Website and app data records:

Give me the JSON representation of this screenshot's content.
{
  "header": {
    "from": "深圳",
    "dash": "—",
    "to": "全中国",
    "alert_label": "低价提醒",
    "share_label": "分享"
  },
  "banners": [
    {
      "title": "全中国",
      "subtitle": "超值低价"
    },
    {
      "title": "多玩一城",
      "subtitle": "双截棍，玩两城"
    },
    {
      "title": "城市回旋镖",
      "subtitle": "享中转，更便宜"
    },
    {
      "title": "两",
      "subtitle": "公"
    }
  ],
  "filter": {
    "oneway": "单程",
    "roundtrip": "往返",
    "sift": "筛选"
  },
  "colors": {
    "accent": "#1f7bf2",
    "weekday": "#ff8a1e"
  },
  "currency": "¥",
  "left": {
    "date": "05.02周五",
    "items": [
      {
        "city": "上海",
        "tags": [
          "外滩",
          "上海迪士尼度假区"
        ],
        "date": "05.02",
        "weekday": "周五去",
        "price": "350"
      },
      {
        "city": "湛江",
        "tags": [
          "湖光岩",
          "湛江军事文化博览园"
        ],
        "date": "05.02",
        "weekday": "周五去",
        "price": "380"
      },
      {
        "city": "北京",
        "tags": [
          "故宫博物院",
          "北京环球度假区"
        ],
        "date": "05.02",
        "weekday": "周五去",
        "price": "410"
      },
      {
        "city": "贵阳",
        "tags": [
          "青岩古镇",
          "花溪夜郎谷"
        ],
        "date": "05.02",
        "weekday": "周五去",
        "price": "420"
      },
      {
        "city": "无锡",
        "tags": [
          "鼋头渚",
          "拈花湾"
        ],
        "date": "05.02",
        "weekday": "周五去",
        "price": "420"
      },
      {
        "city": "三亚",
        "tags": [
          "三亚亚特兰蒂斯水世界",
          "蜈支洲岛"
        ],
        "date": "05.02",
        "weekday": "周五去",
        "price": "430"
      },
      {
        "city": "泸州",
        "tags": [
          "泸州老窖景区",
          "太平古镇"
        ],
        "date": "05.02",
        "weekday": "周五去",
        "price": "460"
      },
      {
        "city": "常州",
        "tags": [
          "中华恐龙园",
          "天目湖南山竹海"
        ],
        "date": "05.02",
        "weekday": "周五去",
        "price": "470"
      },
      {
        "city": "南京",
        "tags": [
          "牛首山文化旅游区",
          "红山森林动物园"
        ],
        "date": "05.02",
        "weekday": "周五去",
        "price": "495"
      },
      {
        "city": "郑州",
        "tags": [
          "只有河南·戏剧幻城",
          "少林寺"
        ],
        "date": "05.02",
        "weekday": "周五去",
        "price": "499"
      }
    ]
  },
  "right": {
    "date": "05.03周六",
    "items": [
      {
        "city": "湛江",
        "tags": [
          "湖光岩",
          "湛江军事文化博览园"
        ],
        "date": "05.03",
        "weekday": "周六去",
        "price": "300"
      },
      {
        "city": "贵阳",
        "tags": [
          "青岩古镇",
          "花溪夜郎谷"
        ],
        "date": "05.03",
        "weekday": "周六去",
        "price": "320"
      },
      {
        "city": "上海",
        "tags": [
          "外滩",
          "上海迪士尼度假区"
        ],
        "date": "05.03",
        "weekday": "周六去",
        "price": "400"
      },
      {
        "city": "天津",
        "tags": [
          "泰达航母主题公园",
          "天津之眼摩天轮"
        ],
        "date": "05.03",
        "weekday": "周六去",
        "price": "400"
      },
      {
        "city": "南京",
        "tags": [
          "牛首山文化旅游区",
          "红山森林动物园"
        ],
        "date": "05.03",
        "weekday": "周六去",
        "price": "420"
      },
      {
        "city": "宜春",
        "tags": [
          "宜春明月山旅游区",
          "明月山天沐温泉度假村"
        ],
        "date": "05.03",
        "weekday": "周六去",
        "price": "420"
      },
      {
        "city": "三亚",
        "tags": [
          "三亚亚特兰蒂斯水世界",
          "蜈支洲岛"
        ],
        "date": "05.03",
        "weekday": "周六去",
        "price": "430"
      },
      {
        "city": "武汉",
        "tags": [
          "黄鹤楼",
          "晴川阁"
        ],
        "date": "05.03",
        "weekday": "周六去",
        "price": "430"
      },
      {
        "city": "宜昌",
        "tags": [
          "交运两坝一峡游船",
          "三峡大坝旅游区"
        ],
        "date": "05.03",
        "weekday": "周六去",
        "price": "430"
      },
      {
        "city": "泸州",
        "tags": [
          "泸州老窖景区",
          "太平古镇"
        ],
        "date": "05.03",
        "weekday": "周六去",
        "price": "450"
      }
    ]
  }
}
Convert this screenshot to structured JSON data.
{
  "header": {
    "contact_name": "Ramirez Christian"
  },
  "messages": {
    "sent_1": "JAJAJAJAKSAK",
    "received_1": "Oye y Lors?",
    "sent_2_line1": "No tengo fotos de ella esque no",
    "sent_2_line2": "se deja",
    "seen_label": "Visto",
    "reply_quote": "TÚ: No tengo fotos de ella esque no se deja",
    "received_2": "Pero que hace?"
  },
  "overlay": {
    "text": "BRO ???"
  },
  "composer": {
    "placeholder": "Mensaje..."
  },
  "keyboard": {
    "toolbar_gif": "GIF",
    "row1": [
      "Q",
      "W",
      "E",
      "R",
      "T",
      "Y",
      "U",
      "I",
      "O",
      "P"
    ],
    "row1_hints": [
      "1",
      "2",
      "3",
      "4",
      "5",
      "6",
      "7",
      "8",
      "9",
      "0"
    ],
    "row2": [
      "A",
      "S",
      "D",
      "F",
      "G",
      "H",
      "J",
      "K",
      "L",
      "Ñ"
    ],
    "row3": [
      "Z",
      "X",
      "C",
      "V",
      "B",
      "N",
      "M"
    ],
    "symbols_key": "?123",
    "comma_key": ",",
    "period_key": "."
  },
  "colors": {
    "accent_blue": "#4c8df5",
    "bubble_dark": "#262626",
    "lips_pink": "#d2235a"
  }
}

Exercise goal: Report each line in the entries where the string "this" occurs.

Response below:
Give me the JSON representation of this screenshot's content.
Convert this screenshot to structured JSON data.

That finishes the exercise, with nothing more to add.